The papers are a refereed, revised, and updated subset of those first presented to the twelfth conference in the series International Symposia in Economic Theory and Econometrics. The conference was held at the University of New South Wales in Sydney, Australia, in 1996, and attracted participants from Australia, Japan, Europe, and the United States.
This volume is the twelfth in a series, called International Symposia in Economic Theory and Econometrics. The proceedings series is under the general editorship of William Barnett. Individual volumes in the series generally have coeditors, who differ for each volume, as the topics of the conferences change each year. The co-organizers of the twelfth symposium, which produced the current proceedings volume, were Carl Chiarella, Steve Keen, Bob Marks, and Hermann Schnabl. The coeditors of this proceedings volume are William Barnett, Carl Chiarella, Steve Keen, Bob Marks, and Hermann Schnabl.

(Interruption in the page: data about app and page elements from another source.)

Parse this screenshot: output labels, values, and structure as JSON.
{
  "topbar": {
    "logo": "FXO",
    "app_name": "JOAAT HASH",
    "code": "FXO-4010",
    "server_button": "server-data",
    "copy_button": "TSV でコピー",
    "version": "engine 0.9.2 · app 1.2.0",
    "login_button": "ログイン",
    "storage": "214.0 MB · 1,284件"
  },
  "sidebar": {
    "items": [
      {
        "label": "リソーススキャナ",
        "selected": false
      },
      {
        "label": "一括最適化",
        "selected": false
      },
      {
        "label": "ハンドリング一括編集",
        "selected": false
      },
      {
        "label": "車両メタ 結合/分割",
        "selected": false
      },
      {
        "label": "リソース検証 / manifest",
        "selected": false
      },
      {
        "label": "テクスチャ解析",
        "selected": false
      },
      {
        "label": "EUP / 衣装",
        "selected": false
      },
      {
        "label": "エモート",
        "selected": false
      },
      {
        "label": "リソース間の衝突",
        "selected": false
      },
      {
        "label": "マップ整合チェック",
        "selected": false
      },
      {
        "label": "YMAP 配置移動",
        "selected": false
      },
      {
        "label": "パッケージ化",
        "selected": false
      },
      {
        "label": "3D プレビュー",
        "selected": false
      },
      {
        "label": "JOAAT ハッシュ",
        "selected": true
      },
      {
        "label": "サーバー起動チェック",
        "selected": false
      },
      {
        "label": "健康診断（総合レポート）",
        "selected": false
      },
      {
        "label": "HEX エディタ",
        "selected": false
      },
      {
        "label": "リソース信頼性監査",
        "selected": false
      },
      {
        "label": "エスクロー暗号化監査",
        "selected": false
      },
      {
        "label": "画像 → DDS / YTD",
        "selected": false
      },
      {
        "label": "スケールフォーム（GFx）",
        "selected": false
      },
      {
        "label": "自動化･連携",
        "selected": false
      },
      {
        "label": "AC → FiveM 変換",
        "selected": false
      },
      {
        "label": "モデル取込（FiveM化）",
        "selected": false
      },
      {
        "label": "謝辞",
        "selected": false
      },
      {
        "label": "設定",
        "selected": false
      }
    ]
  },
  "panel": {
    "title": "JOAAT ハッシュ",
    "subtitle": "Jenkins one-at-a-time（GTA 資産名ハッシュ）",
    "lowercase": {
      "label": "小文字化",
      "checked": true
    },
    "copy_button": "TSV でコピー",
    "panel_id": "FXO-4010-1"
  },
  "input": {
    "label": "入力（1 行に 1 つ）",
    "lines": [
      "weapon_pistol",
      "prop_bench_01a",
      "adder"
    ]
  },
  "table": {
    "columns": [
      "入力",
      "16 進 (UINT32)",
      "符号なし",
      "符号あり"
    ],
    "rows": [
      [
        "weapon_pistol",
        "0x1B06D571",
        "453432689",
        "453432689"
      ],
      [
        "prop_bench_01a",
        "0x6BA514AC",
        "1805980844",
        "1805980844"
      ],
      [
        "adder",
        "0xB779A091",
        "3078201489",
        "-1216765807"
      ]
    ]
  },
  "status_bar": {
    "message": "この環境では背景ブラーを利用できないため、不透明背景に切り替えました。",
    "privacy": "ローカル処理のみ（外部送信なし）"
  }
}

The topic of the conference and focus of this book is “Commerce, Complexity, and Evolution: Complexity and Evolutionary Analysis in Economics, Finance, Marketing, and Management.” The volume showcases the many facets of the new evolutionary approach to analyzing and modeling commercial systems. The collection is distinguished by the wide range of methodologies presented, ranging from philosophical discourse at one extreme to multiagent modeling at the other. The volume is a significant contribution to the new paradigm acknowledging that commercial systems are evolutionary systems and must therefore be analyzed by use of evolutionary tools. This new paradigm straddles economics, finance, marketing, and management.
The conference that produced this volume was held at the University of New South Wales in Sydney, Australia, in 1996, and attracted participants from Australia, Japan, Europe, and the United States. The conference was sponsored by the Faculty of Commerce at the University of New South Wales. Many of the prior volumes in this series were sponsored by the IC2 Institute at the University of Texas at Austin, and some have been cosponsored by the RGK Foundation.